[EXERCISE DESCRIPTION] Repeat all the data that appears below, keeping it exact.

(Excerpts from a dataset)

----------------------------------------

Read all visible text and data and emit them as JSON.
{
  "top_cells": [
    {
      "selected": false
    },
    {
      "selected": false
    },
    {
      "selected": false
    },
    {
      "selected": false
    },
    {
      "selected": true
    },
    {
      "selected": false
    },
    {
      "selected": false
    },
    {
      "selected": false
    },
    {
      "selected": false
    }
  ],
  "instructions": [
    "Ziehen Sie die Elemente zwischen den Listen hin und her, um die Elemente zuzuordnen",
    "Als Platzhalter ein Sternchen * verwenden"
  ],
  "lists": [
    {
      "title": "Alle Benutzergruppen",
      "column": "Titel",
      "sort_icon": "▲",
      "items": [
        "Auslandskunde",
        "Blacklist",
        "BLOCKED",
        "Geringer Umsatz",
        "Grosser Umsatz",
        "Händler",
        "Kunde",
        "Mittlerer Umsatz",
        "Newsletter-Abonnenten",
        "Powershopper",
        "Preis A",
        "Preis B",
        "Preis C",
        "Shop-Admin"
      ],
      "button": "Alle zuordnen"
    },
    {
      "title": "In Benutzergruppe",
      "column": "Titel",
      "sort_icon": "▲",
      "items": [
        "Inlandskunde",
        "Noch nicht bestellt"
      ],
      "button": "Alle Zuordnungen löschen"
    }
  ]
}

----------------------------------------

[WORKED SOLUTION]
Read all visible text and data and emit them as JSON.
{
  "top_cells": [
    {
      "selected": false
    },
    {
      "selected": false
    },
    {
      "selected": false
    },
    {
      "selected": false
    },
    {
      "selected": true
    },
    {
      "selected": false
    },
    {
      "selected": false
    },
    {
      "selected": false
    },
    {
      "selected": false
    }
  ],
  "instructions": [
    "Ziehen Sie die Elemente zwischen den Listen hin und her, um die Elemente zuzuordnen",
    "Als Platzhalter ein Sternchen * verwenden"
  ],
  "lists": [
    {
      "title": "Alle Benutzergruppen",
      "column": "Titel",
      "sort_icon": "▲",
      "items": [
        "Auslandskunde",
        "Blacklist",
        "BLOCKED",
        "Geringer Umsatz",
        "Grosser Umsatz",
        "Händler",
        "Kunde",
        "Mittlerer Umsatz",
        "Newsletter-Abonnenten",
        "Powershopper",
        "Preis A",
        "Preis B",
        "Preis C",
        "Shop-Admin"
      ],
      "button": "Alle zuordnen"
    },
    {
      "title": "In Benutzergruppe",
      "column": "Titel",
      "sort_icon": "▲",
      "items": [
        "Inlandskunde",
        "Noch nicht bestellt"
      ],
      "button": "Alle Zuordnungen löschen"
    }
  ]
}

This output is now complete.